Photo by Alex Quezada

Senior Breanna Latimer learns how to care for the electronic baby in her class human growth and development. As she tries to calm the baby from crying, she learns the proper way to feed the baby.

The electronic baby is a well-known assignment in the human growth and development class FCS teacher Kathy Newcom teaches. The baby helps students learn life skills, and caring for a baby. Some students only spent the night with the baby while others had it for the whole weekend.

“She tells us we have different cycles that we go through,” senior Taylor Hall said. “She says sometimes you might have a baby that wakes you up every night, and others that won’t.”

Freshman Juliauna Cotton had the baby for one night. Cotton had the baby from 4 p.m. to 7 a.m. when the baby was scheduled to shut off. It was just one night, but Cotton did have some struggles. 

“I was trying to take a shower, and it started crying, and I had soap in my eyes, and I was trying to feed it, and it was really hard,” Cotton said.

Although Cotton has previous experience with babysitting, she found some differences between babysitting a real baby and an electronic baby.

“I did a lot of babysitting things over the summer, so I had experience with it, but it was just different because it was a robot and not an actual baby, so I treated it a little differently,” Cotton said.

With the electronic baby, it would occasionally cry, but soon after the crying would stop once the proper care was given. With real babies, the caregiver needs to be more interactive, and give more attention. The electronic baby has a few solutions, like feeding it, changing its diaper and burping it. However, the real baby has endless needs that take more solutions. 

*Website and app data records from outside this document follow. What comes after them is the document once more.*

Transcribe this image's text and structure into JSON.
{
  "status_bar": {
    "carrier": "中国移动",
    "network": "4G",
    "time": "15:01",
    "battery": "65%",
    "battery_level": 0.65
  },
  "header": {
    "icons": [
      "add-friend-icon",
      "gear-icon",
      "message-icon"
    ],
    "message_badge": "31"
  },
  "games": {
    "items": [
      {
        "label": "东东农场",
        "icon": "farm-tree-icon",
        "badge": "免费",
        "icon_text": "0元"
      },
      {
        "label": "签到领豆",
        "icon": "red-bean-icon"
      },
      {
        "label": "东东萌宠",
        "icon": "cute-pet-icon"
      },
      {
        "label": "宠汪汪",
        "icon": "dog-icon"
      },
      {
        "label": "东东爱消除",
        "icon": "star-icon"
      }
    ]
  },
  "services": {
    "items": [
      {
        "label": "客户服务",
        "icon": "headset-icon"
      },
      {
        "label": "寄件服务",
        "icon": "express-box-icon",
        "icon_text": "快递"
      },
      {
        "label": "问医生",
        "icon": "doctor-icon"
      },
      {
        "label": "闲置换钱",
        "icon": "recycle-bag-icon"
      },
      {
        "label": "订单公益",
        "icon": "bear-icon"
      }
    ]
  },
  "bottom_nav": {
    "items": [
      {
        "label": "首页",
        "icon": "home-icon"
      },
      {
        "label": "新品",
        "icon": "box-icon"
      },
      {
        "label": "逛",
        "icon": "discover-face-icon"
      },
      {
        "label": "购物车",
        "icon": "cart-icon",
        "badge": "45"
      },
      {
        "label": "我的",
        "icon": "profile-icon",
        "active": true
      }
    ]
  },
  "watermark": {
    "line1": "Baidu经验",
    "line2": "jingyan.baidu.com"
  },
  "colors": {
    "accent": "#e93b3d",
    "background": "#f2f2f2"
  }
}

Junior Teegan Wells, who had the baby over the weekend, also had some struggles even though she had experience as a babysitter. Teegan said the electronic babies cried more than a real baby usually does. 

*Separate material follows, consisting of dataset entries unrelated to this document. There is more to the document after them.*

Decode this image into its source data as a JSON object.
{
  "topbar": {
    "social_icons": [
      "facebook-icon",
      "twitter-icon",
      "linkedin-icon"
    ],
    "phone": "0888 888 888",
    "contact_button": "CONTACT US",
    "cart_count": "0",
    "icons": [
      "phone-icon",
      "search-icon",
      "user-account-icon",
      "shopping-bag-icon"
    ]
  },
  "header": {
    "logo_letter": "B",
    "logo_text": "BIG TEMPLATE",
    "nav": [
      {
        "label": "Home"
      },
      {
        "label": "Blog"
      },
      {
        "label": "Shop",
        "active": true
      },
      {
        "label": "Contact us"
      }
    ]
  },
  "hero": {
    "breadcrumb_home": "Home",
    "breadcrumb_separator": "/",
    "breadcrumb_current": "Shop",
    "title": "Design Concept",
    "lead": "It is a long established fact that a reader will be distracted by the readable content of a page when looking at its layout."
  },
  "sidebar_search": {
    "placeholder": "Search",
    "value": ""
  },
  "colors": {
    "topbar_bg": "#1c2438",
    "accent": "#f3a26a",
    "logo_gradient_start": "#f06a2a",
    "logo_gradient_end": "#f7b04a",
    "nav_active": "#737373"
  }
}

With babysitting being something some teenagers like to do. Most of the students who have previous experiences with babysitting noticed some differences. 

Freshman Kylee Wells said the main difference to her was the fact that the electronic baby did not talk. Instead, it mumbled or cried when it needed something, making the experience with the electronic baby and a real baby different for her. 

Going out is another struggle some students faced. While Teegan tried to stay in, Kylee went to the soccer game with the baby. Others like senior Breanna Latimer did other activities with the baby. 

“It wasn’t too bad, but it was new having to bring something that big with me everywhere I went. My mom actually made me go grocery shopping by myself with the baby,” Latimer said, “It was definitely different, and a lot of people stared or shot weird looks, but it wasn’t too bad to get over.”